■ Action item ■
What lines below contain the string "glyph"? List them all.

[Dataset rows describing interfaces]

=== Begin Enclosure ===

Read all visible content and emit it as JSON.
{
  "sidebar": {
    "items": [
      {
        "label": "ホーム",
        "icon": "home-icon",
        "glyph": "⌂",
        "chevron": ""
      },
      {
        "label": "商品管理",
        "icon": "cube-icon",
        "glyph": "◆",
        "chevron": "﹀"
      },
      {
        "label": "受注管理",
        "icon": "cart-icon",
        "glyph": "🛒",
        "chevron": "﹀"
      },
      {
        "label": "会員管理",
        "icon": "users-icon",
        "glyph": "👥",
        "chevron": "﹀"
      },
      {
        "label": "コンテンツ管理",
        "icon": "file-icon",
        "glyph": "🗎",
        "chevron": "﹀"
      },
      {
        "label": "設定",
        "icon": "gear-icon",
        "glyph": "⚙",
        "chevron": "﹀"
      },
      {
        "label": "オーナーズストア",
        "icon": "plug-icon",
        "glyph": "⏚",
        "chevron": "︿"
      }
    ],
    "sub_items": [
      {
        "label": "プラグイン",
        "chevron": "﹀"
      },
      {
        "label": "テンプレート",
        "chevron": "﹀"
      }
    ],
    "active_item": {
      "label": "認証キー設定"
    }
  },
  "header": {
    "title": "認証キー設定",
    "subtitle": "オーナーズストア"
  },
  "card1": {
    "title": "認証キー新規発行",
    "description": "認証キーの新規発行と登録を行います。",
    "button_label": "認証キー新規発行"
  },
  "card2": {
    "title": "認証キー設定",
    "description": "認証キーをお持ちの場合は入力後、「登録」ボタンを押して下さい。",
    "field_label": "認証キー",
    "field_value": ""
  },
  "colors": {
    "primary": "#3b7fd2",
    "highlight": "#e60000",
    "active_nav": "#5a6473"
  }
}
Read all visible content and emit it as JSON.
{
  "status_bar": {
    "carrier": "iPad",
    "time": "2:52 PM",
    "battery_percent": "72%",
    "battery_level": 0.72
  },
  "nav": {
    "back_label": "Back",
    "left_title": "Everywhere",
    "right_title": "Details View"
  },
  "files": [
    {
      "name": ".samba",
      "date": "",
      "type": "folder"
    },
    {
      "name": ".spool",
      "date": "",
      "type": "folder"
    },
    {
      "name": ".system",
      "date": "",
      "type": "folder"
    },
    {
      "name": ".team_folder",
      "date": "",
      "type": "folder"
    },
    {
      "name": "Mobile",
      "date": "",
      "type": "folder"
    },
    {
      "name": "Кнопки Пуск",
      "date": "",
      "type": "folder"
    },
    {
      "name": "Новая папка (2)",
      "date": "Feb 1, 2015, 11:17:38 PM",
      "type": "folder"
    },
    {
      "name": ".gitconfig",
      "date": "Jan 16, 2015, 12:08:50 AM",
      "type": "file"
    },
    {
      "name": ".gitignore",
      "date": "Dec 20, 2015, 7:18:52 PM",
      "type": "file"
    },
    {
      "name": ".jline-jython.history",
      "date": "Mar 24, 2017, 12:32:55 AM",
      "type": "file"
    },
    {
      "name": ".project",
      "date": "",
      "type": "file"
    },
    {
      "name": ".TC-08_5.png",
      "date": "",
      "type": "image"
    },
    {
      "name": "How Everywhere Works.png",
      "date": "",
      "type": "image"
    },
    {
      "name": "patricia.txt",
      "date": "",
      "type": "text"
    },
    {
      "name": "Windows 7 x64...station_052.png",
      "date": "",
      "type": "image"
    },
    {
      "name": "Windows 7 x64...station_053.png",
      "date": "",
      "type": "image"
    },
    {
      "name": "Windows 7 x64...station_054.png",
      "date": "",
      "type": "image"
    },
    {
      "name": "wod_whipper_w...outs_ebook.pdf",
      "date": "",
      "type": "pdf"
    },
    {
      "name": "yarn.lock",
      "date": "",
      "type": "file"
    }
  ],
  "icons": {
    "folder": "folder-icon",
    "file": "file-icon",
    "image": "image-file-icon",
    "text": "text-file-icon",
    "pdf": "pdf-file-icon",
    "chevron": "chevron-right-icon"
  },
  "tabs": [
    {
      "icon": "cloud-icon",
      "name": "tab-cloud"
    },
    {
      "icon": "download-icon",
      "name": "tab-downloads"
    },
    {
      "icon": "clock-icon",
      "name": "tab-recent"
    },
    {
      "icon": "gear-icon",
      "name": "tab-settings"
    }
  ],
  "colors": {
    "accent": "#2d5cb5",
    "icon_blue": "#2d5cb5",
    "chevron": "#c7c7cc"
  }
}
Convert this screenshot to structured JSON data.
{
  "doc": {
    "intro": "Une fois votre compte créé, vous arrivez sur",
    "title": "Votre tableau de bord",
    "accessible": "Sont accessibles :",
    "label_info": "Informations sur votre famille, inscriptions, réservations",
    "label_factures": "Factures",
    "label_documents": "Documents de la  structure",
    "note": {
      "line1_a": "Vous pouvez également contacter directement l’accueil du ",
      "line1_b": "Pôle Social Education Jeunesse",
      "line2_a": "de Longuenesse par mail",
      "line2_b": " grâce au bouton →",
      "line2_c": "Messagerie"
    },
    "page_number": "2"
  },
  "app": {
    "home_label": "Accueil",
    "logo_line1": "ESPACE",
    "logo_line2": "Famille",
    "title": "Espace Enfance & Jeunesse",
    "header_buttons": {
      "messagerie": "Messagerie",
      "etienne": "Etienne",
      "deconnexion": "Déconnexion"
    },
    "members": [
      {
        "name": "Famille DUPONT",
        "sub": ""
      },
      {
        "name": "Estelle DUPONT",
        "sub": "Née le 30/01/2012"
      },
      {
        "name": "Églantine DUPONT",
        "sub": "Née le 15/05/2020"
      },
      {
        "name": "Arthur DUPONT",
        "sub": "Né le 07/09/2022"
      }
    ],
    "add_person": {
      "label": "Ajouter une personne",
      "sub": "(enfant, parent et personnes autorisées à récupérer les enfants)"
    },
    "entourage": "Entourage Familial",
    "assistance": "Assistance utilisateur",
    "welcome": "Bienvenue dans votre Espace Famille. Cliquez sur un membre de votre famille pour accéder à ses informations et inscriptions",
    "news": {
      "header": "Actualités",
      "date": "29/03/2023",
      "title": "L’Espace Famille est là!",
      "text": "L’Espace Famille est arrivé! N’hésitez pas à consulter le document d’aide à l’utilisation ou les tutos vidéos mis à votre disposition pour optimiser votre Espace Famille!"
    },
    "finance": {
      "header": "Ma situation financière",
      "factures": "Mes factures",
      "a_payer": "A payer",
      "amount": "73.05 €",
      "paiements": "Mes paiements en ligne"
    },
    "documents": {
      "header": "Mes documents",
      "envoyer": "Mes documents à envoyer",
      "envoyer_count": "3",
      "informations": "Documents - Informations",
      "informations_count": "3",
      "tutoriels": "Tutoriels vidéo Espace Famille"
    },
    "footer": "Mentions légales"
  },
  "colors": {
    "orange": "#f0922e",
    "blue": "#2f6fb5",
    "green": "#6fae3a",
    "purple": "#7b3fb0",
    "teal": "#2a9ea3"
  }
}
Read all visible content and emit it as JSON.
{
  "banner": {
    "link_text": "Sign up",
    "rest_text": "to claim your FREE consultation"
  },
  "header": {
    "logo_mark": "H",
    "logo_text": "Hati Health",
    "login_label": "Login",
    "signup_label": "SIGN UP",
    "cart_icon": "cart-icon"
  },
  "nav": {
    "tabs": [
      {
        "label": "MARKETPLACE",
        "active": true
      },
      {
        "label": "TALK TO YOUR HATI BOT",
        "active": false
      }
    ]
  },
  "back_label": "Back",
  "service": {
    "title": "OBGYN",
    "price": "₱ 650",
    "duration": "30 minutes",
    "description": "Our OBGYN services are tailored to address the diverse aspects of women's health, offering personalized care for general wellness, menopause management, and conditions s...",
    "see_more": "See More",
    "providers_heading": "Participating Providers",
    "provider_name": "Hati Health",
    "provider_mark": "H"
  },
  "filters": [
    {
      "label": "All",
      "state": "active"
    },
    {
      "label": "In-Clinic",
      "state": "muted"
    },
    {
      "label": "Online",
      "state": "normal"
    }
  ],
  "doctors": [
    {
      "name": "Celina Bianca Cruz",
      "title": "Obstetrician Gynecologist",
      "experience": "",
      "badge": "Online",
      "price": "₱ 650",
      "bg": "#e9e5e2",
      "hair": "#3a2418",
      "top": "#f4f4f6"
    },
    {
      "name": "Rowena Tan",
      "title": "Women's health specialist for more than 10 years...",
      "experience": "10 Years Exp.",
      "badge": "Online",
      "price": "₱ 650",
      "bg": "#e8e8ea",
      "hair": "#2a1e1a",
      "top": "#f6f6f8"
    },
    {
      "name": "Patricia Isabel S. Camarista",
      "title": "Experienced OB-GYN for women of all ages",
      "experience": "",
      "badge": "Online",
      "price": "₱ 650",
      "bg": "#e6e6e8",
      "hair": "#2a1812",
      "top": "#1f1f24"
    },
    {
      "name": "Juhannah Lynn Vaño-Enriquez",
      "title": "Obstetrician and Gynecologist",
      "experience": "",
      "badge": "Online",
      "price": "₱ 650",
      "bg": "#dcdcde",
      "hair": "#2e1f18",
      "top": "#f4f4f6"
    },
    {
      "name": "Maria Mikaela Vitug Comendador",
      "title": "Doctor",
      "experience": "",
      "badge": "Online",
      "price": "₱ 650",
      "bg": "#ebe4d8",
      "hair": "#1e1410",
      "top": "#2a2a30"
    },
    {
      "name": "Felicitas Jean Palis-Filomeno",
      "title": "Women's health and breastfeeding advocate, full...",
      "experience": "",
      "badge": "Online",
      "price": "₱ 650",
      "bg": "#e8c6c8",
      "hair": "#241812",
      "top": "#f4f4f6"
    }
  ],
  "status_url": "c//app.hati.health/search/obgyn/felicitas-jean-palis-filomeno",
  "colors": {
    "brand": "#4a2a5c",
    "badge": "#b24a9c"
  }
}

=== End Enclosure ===

■ Problem solution ■
        "glyph": "⌂",
        "glyph": "◆",
        "glyph": "🛒",
        "glyph": "👥",
        "glyph": "🗎",
        "glyph": "⚙",
        "glyph": "⏚",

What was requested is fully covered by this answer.